> [Material provided]:
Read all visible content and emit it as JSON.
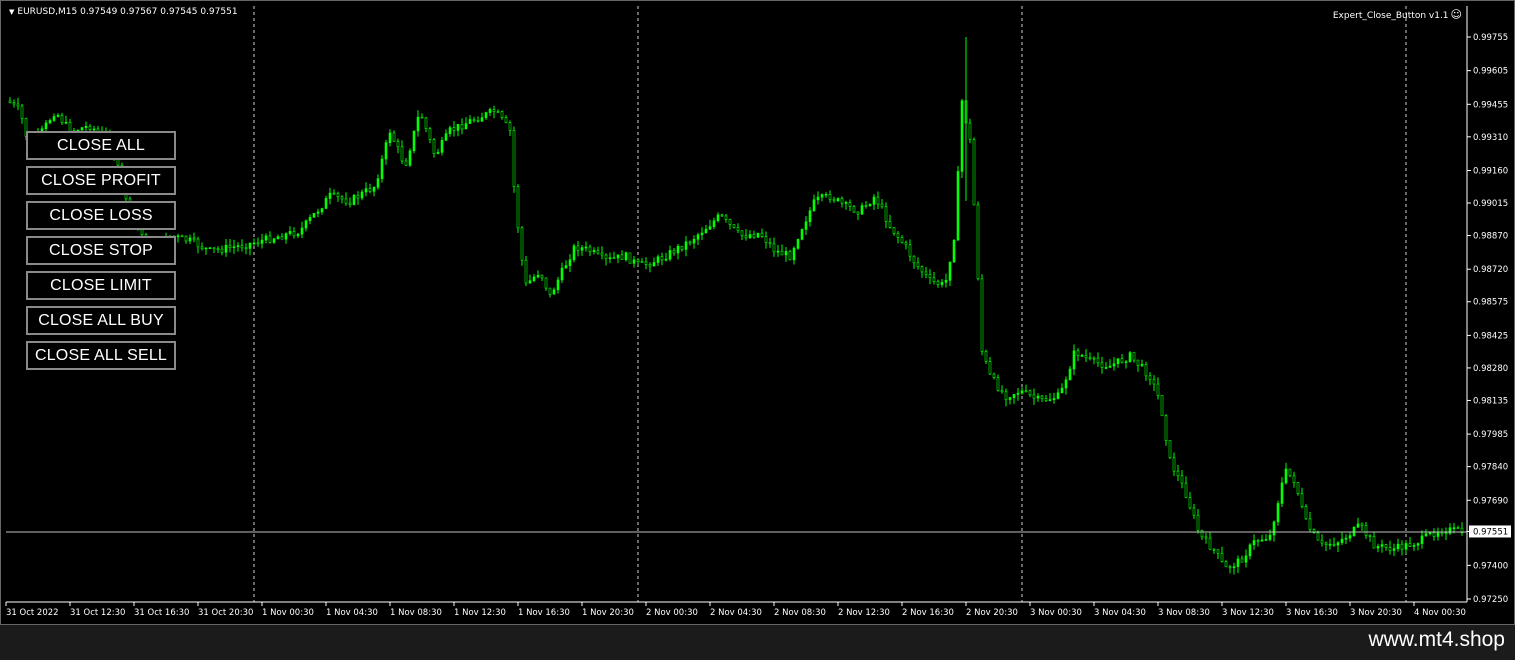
{
  "chart": {
    "symbol_text": "EURUSD,M15  0.97549 0.97567 0.97545 0.97551",
    "ea_name": "Expert_Close_Button v1.1",
    "current_price": "0.97551",
    "candle_color": "#00ff00",
    "price_levels": [
      "0.99755",
      "0.99605",
      "0.99455",
      "0.99310",
      "0.99160",
      "0.99015",
      "0.98870",
      "0.98720",
      "0.98575",
      "0.98425",
      "0.98280",
      "0.98135",
      "0.97985",
      "0.97840",
      "0.97690",
      "0.97551",
      "0.97400",
      "0.97250"
    ],
    "time_labels": [
      "31 Oct 2022",
      "31 Oct 12:30",
      "31 Oct 16:30",
      "31 Oct 20:30",
      "1 Nov 00:30",
      "1 Nov 04:30",
      "1 Nov 08:30",
      "1 Nov 12:30",
      "1 Nov 16:30",
      "1 Nov 20:30",
      "2 Nov 00:30",
      "2 Nov 04:30",
      "2 Nov 08:30",
      "2 Nov 12:30",
      "2 Nov 16:30",
      "2 Nov 20:30",
      "3 Nov 00:30",
      "3 Nov 04:30",
      "3 Nov 08:30",
      "3 Nov 12:30",
      "3 Nov 16:30",
      "3 Nov 20:30",
      "4 Nov 00:30"
    ]
  },
  "buttons": {
    "close_all": "CLOSE ALL",
    "close_profit": "CLOSE PROFIT",
    "close_loss": "CLOSE LOSS",
    "close_stop": "CLOSE STOP",
    "close_limit": "CLOSE LIMIT",
    "close_all_buy": "CLOSE ALL BUY",
    "close_all_sell": "CLOSE ALL SELL"
  },
  "footer": {
    "watermark": "www.mt4.shop"
  }
}
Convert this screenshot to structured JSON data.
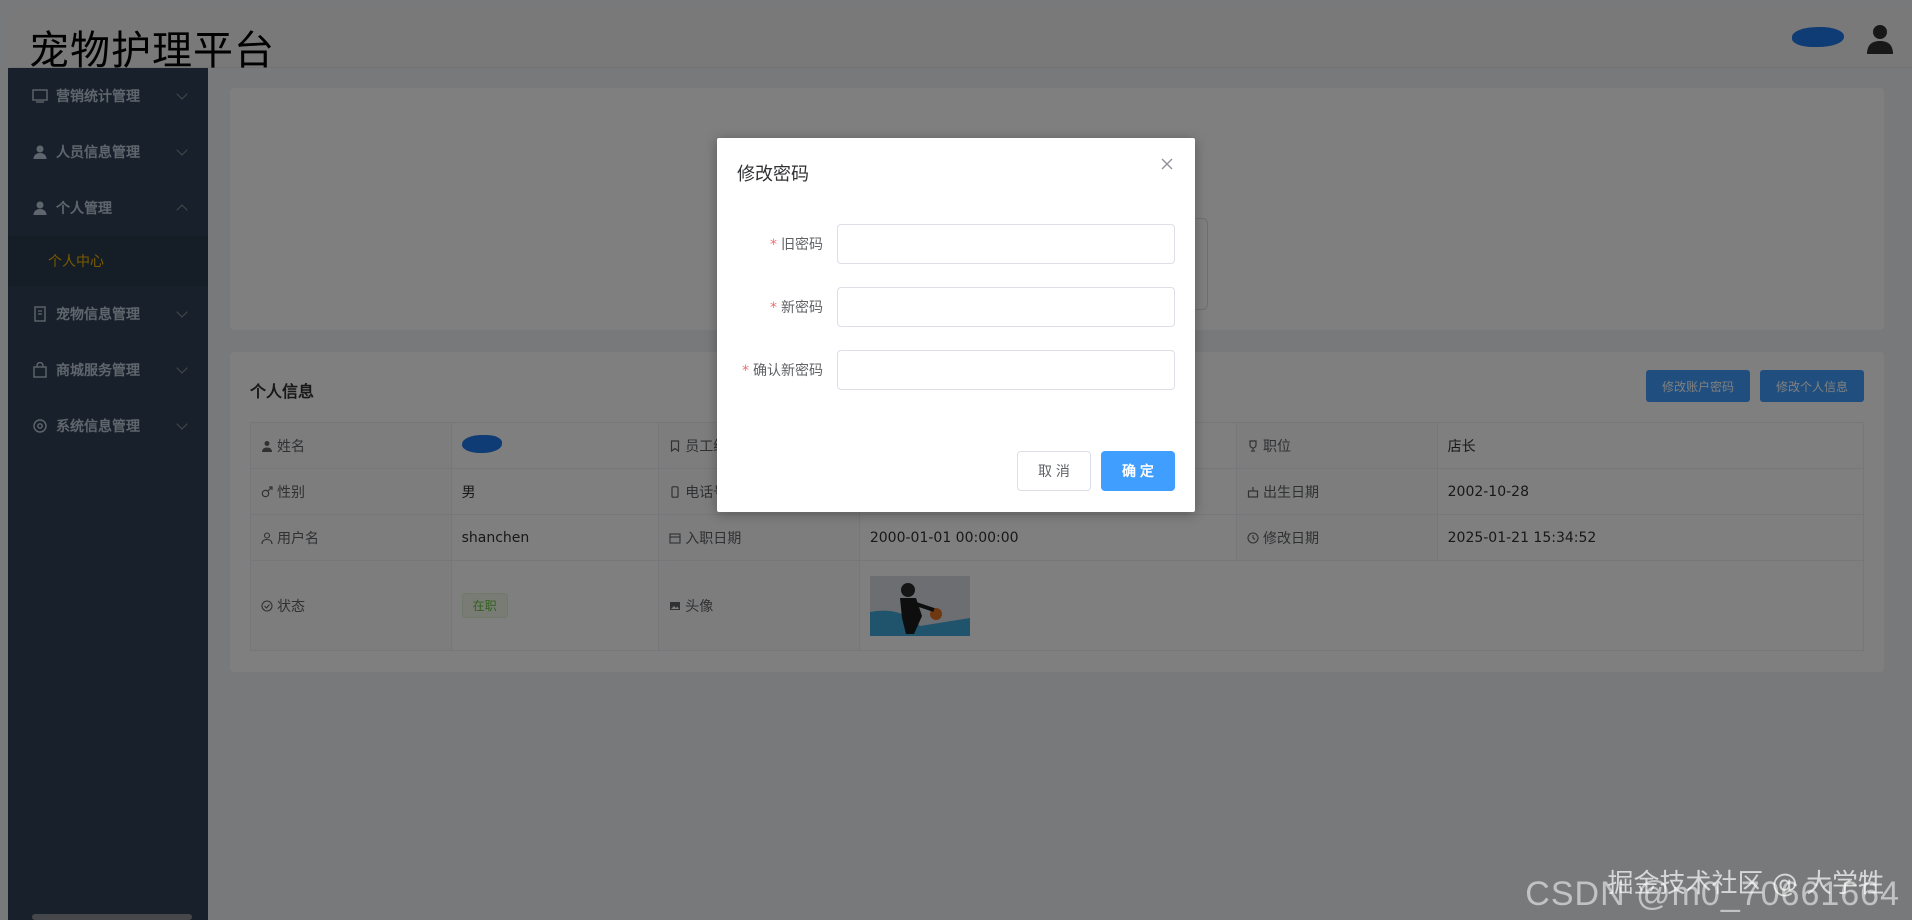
{
  "header": {
    "title": "宠物护理平台"
  },
  "sidebar": {
    "items": [
      {
        "label": "营销统计管理",
        "icon": "chart-icon"
      },
      {
        "label": "人员信息管理",
        "icon": "user-icon"
      },
      {
        "label": "个人管理",
        "icon": "user-icon"
      },
      {
        "label": "宠物信息管理",
        "icon": "document-icon"
      },
      {
        "label": "商城服务管理",
        "icon": "bag-icon"
      },
      {
        "label": "系统信息管理",
        "icon": "gear-icon"
      }
    ],
    "sub_item": "个人中心"
  },
  "welcome": {
    "text": "!"
  },
  "info": {
    "title": "个人信息",
    "btn_change_password": "修改账户密码",
    "btn_edit_info": "修改个人信息",
    "rows": [
      {
        "l1": "姓名",
        "v1": "",
        "l2": "员工编号",
        "v2": "",
        "l3": "职位",
        "v3": "店长"
      },
      {
        "l1": "性别",
        "v1": "男",
        "l2": "电话号码",
        "v2": "",
        "l3": "出生日期",
        "v3": "2002-10-28"
      },
      {
        "l1": "用户名",
        "v1": "shanchen",
        "l2": "入职日期",
        "v2": "2000-01-01 00:00:00",
        "l3": "修改日期",
        "v3": "2025-01-21 15:34:52"
      },
      {
        "l1": "状态",
        "v1": "在职",
        "l2": "头像",
        "v2": ""
      }
    ]
  },
  "dialog": {
    "title": "修改密码",
    "fields": [
      {
        "label": "旧密码",
        "value": ""
      },
      {
        "label": "新密码",
        "value": ""
      },
      {
        "label": "确认新密码",
        "value": ""
      }
    ],
    "cancel": "取 消",
    "confirm": "确 定"
  },
  "watermark": {
    "text": "CSDN @m0_70661664",
    "text2": "掘金技术社区 @ 大学牲"
  },
  "colors": {
    "primary": "#409eff",
    "sidebar": "#304156",
    "active": "#f7b500",
    "required": "#f56c6c",
    "success": "#67c23a"
  }
}
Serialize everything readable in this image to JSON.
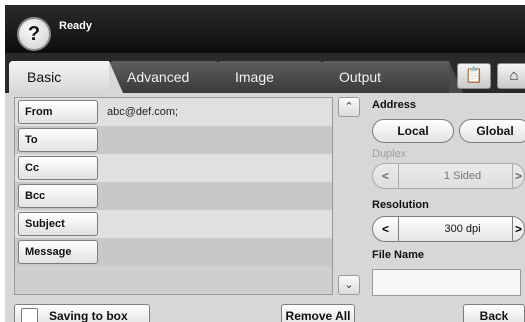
{
  "header": {
    "status": "Ready",
    "help_glyph": "?"
  },
  "tabs": [
    {
      "label": "Basic",
      "active": true
    },
    {
      "label": "Advanced",
      "active": false
    },
    {
      "label": "Image",
      "active": false
    },
    {
      "label": "Output",
      "active": false
    }
  ],
  "toolbar_icons": [
    "clipboard-icon",
    "home-icon"
  ],
  "recipients": [
    {
      "label": "From",
      "value": "abc@def.com;"
    },
    {
      "label": "To",
      "value": ""
    },
    {
      "label": "Cc",
      "value": ""
    },
    {
      "label": "Bcc",
      "value": ""
    },
    {
      "label": "Subject",
      "value": ""
    },
    {
      "label": "Message",
      "value": ""
    }
  ],
  "scroll": {
    "up": "^",
    "down": "v"
  },
  "address": {
    "label": "Address",
    "local": "Local",
    "global": "Global"
  },
  "duplex": {
    "label": "Duplex",
    "value": "1 Sided",
    "enabled": false
  },
  "resolution": {
    "label": "Resolution",
    "value": "300 dpi"
  },
  "filename": {
    "label": "File Name",
    "value": ""
  },
  "footer": {
    "saving": "Saving to box",
    "remove_all": "Remove All",
    "back": "Back"
  }
}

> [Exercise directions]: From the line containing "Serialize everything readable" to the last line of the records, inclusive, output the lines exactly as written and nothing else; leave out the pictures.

> [Your solution]:
Serialize everything readable in this image to JSON.
{
  "header": {
    "status": "Ready",
    "help_glyph": "?"
  },
  "tabs": [
    {
      "label": "Basic",
      "active": true
    },
    {
      "label": "Advanced",
      "active": false
    },
    {
      "label": "Image",
      "active": false
    },
    {
      "label": "Output",
      "active": false
    }
  ],
  "toolbar_icons": [
    "clipboard-icon",
    "home-icon"
  ],
  "recipients": [
    {
      "label": "From",
      "value": "abc@def.com;"
    },
    {
      "label": "To",
      "value": ""
    },
    {
      "label": "Cc",
      "value": ""
    },
    {
      "label": "Bcc",
      "value": ""
    },
    {
      "label": "Subject",
      "value": ""
    },
    {
      "label": "Message",
      "value": ""
    }
  ],
  "scroll": {
    "up": "^",
    "down": "v"
  },
  "address": {
    "label": "Address",
    "local": "Local",
    "global": "Global"
  },
  "duplex": {
    "label": "Duplex",
    "value": "1 Sided",
    "enabled": false
  },
  "resolution": {
    "label": "Resolution",
    "value": "300 dpi"
  },
  "filename": {
    "label": "File Name",
    "value": ""
  },
  "footer": {
    "saving": "Saving to box",
    "remove_all": "Remove All",
    "back": "Back"
  }
}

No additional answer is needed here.